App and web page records

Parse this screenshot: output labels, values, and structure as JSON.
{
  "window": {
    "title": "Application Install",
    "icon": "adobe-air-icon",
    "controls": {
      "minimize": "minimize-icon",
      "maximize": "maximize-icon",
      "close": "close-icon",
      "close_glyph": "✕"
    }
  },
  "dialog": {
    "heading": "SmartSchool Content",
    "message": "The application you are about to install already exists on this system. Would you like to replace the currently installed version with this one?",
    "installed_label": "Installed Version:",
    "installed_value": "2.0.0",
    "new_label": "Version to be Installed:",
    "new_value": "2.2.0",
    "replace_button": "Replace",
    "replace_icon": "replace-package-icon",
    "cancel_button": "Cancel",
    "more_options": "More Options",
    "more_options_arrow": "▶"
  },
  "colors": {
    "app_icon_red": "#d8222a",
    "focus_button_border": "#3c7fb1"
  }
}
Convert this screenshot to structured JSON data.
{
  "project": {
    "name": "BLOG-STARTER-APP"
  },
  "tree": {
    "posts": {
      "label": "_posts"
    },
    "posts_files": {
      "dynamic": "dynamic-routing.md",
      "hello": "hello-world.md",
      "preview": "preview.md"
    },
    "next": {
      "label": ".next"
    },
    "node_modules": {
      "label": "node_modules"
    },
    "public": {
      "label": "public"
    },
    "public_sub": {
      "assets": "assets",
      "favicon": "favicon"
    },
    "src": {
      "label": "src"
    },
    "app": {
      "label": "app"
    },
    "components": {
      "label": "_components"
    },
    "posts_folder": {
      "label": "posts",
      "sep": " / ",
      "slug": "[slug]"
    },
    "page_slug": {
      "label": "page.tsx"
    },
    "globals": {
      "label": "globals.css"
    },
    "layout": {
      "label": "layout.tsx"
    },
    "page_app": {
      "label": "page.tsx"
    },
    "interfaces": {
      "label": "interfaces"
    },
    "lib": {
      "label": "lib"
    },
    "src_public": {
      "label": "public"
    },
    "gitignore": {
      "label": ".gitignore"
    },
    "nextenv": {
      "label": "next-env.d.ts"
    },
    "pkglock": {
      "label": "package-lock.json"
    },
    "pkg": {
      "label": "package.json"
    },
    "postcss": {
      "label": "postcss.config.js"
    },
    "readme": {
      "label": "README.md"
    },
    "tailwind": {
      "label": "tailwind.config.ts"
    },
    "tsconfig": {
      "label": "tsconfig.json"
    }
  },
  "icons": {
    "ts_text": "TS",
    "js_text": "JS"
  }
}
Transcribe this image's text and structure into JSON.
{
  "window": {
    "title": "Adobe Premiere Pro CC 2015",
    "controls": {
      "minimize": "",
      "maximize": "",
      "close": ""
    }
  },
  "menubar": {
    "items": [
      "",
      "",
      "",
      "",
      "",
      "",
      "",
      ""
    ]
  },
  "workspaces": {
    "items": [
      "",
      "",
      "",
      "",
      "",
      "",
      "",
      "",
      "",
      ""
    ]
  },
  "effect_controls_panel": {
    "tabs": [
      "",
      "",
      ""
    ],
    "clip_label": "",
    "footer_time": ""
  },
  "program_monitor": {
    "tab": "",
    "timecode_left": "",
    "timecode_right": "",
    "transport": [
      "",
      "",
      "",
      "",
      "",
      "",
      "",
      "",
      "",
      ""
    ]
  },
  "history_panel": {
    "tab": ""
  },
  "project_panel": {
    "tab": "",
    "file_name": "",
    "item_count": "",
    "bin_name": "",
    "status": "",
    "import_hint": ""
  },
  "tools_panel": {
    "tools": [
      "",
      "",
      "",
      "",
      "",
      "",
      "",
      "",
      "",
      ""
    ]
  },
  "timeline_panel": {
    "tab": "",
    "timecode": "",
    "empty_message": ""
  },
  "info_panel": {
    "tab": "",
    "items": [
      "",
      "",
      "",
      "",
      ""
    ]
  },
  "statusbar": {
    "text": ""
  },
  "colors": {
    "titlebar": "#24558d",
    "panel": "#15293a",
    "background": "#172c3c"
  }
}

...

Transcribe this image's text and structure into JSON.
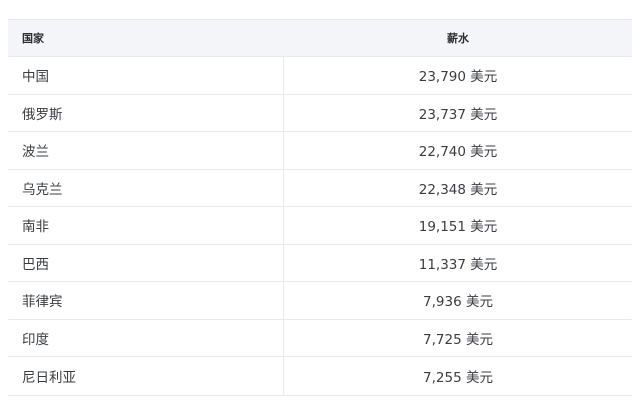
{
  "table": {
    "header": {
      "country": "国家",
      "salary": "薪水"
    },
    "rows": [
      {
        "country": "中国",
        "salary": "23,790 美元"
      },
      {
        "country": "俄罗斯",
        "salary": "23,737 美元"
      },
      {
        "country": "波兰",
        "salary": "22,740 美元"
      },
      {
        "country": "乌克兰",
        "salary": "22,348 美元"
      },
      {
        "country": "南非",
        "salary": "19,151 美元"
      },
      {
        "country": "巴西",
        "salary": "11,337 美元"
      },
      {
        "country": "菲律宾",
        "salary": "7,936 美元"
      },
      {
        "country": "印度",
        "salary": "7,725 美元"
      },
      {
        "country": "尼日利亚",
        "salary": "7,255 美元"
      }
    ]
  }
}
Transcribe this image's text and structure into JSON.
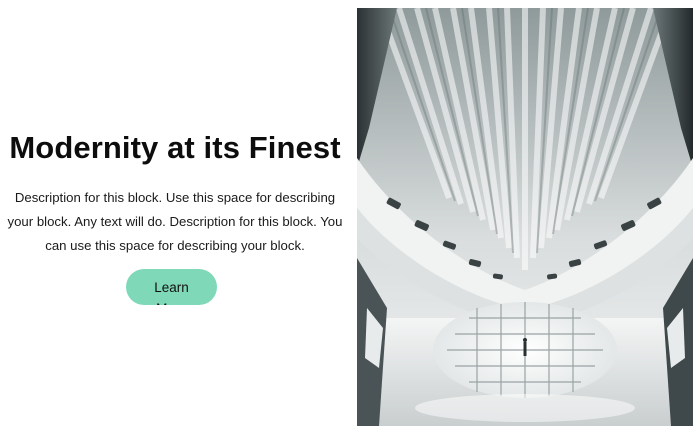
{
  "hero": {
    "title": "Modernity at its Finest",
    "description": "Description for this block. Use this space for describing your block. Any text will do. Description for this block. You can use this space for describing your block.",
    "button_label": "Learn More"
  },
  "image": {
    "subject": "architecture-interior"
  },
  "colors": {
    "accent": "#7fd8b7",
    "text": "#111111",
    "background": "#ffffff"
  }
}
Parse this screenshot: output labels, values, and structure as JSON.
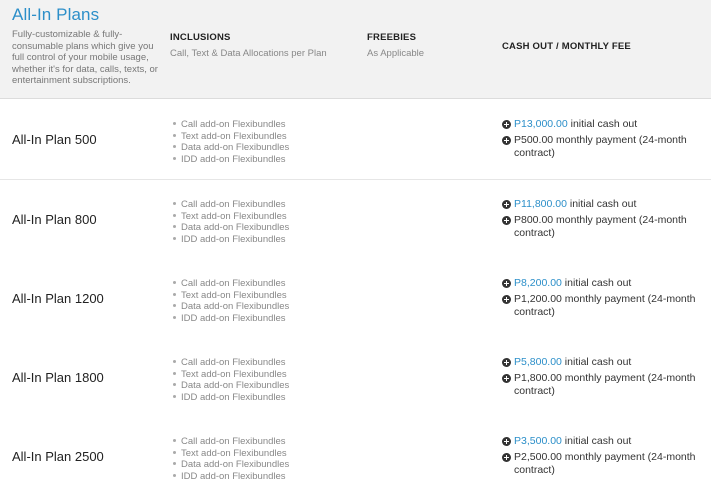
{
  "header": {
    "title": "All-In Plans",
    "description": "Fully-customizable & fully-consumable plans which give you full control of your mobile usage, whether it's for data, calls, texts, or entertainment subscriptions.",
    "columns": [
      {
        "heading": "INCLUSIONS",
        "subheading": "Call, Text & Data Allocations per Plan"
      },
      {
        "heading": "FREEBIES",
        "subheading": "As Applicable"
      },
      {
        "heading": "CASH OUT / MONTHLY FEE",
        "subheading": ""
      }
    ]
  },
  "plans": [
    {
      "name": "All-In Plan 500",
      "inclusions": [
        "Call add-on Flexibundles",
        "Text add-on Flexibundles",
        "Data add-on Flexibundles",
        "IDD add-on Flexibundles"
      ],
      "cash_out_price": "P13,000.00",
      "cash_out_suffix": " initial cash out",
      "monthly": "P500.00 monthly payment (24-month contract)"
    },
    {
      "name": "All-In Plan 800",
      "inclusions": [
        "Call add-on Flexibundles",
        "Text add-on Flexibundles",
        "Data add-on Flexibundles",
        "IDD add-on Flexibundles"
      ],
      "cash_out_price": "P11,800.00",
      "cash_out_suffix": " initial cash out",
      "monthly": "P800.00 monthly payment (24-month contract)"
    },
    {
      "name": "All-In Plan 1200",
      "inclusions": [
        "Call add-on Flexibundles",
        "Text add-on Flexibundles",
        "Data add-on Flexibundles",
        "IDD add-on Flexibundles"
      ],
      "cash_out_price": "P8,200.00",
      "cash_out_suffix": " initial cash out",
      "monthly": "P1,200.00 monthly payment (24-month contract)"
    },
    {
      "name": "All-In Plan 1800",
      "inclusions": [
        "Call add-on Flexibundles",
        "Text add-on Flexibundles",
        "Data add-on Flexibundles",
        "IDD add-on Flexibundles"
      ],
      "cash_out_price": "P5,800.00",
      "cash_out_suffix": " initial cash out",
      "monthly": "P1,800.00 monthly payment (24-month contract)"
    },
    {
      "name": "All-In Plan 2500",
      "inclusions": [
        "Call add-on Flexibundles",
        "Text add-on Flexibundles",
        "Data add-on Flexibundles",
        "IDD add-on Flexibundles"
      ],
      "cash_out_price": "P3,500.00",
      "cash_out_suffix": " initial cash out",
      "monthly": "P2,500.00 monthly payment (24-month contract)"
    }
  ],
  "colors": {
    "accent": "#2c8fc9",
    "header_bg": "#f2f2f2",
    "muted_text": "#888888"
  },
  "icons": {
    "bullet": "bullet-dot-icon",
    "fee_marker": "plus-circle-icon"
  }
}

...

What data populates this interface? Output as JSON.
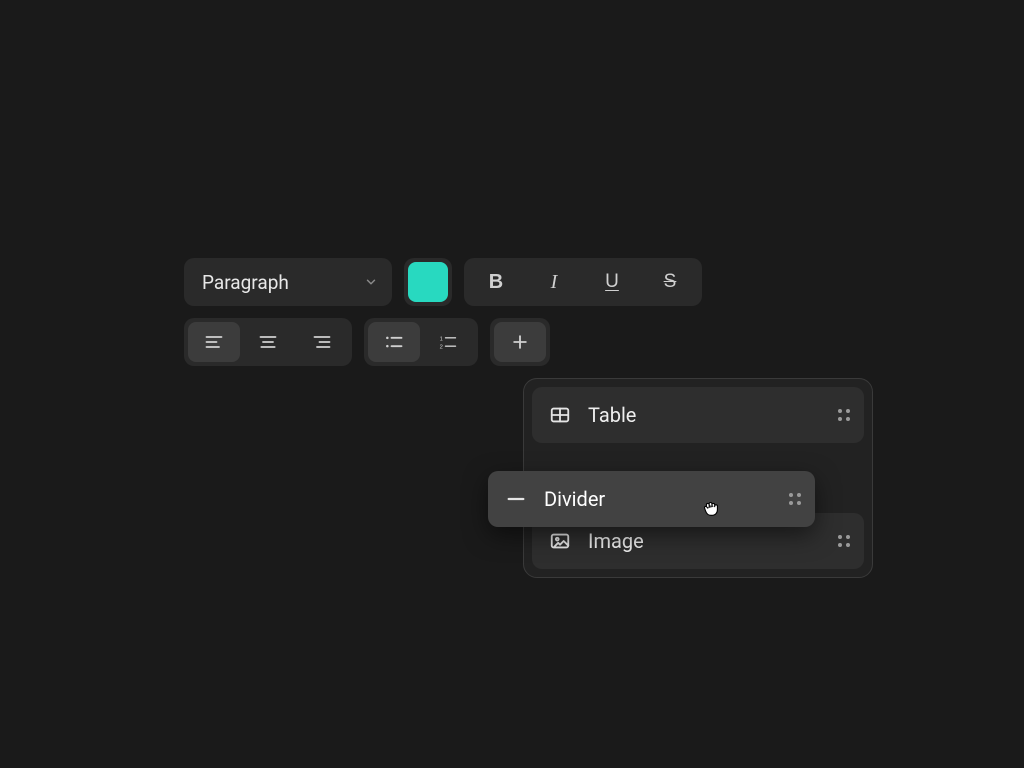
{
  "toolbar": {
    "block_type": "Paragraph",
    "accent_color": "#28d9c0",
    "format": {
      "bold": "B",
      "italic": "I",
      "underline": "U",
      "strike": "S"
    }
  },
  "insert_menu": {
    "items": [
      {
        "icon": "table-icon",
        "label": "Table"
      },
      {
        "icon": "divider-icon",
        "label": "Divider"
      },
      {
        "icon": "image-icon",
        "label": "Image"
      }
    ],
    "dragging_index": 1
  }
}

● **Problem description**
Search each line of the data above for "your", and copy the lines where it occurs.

● **Solved problem**
    "description": "Description for this block. Use this space for describing your block. Any text will do. Description for this block. You can use this space for describing your block.",
    "description": "Fully-customizable & fully-consumable plans which give you full control of your mobile usage, whether it's for data, calls, texts, or entertainment subscriptions.",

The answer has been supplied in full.